Mental Health Month
Mental Health Month
Since 1949, Mental Health America has designated May as Mental Health Month, making this the 70th anniversary of this important celebration. Mental Health is critical to one’s overall well-being, and mental illness is much more common than many realize. In fact, mental health disorders are the most common diseases of children. A recent study in the Journal of American Academy of Child and Adolescent Psychiatry has found that half of American youth will have had a diagnosable mental illness at some point before they are eighteen.
Research shows that the three most common psychiatric disorders in children are: anxiety disorders, ADHD and disruptive behavior, and depression and bipolar disorders. While specific medication and therapies effectively treat these - and all psychiatric - disorders, a healthy lifestyle can help prevent the onset or worsening of these conditions. Moreover, certain healthy steps can help individuals to recover from and eliminate symptoms of these disorders.
Below are some recommended steps for taking care of your body and your mind:
Diet and Nutrition. Fill your diet with vegetables, fruits, legumes, fish, nuts, whole grains, avocados, and olive oil. Reserve sweets and salty foods for special occasions.

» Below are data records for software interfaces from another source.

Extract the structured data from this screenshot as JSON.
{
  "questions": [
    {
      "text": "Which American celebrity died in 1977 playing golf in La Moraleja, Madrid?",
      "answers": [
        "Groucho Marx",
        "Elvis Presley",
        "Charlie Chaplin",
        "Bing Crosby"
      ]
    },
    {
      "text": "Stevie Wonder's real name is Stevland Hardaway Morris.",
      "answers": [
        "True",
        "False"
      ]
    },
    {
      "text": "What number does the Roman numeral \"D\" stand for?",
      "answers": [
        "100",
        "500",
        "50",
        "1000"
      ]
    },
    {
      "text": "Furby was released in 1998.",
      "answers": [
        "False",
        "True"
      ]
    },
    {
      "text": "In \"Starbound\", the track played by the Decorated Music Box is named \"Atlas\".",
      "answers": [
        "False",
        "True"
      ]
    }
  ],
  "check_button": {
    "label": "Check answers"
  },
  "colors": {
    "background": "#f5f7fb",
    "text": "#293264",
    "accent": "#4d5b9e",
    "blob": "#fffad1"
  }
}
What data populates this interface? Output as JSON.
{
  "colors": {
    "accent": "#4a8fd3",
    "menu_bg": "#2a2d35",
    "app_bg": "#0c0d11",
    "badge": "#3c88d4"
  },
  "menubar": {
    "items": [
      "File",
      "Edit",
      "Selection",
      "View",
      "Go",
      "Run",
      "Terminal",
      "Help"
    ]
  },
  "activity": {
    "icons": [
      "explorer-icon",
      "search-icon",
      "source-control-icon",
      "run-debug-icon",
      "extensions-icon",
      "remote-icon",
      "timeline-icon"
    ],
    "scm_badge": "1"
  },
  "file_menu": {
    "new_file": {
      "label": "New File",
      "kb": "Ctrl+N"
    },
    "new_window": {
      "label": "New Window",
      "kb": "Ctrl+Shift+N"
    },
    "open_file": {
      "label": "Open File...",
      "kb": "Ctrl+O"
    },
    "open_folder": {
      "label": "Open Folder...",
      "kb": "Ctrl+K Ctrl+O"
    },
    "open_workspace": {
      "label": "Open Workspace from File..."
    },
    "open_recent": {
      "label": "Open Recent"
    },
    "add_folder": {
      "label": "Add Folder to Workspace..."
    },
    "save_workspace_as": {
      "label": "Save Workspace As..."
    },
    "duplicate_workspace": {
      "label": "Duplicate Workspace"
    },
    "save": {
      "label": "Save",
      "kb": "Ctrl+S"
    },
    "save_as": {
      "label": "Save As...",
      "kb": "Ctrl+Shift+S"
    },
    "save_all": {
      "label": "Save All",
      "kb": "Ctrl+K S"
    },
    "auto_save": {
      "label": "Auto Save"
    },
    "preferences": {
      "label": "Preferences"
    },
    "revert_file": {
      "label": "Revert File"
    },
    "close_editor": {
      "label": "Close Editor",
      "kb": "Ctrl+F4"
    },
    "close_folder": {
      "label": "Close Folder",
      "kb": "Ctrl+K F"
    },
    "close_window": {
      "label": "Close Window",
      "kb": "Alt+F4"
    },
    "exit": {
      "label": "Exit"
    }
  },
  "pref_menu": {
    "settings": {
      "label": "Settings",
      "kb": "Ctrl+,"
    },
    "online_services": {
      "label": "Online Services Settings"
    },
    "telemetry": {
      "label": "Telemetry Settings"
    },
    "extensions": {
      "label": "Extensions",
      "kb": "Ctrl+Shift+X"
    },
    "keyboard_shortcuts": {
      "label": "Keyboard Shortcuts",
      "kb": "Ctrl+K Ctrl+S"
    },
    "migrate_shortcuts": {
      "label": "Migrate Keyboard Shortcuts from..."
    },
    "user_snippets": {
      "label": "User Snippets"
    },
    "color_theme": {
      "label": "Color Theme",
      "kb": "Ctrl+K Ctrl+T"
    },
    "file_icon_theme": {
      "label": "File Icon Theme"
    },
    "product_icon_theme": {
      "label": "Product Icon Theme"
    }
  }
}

Exercise. Research has shown that exercise is as beneficial as therapy and medication for reducing symptoms of depression and anxiety. Ten minutes of moderate to vigorous activity done 15 times a week is enough to have benefits.
The Gut-Brain Connection. The gut is often called “the second brain” and is strongly connected to mental health. Feed the good bacteria, viruses, and fungi in your gut with prebiotic foods high in fiber or by taking a probiotic supplement.
Sleep. Adequate sleep is fundamental to mental health, and teens should be getting about 9 hours per night for optimal health.
Stress. Stress is a normal part of life, but chronic stress can negatively impact both physical and mental health. Finding healthy ways to manage stress - through meditation, visualization, hobbies, healthy mindset, etc. - can help greatly.
Animal Companionship. Among other benefits, pet ownership reduces stress, improves cardiovascular health, and reduces loneliness.
Spirituality and Religion. Having a sense of meaning, purpose, or connection to something larger than oneself is associated with positive mental health outcomes, and attending religious services has been shown to reduce risk of depression.
Humor. When we laugh, levels of stress hormones decrease, and there is increased activity in the brain’s reward system. This leads to improved mood and anxiety relief.
Social Connection and Recreation. Being lonely can cause significant damage to one’s physical and mental health. It is important to be involved with friends, in clubs, and on sports teams to protect from isolation and disconnection.
In addition to practicing these healthy prevention strategies, it is beneficial to have regular physical exams with your physician to screen for any mental health concerns. If you are concerned that your child’s mental health may be declining, please feel free to contact your child’s School Counselor or School Social Worker. Have a wonderful summer, and stay tuned for next year’s monthly blogs!
Theresa Black, LISW-S
School Social Worker
Sources and Additional Information: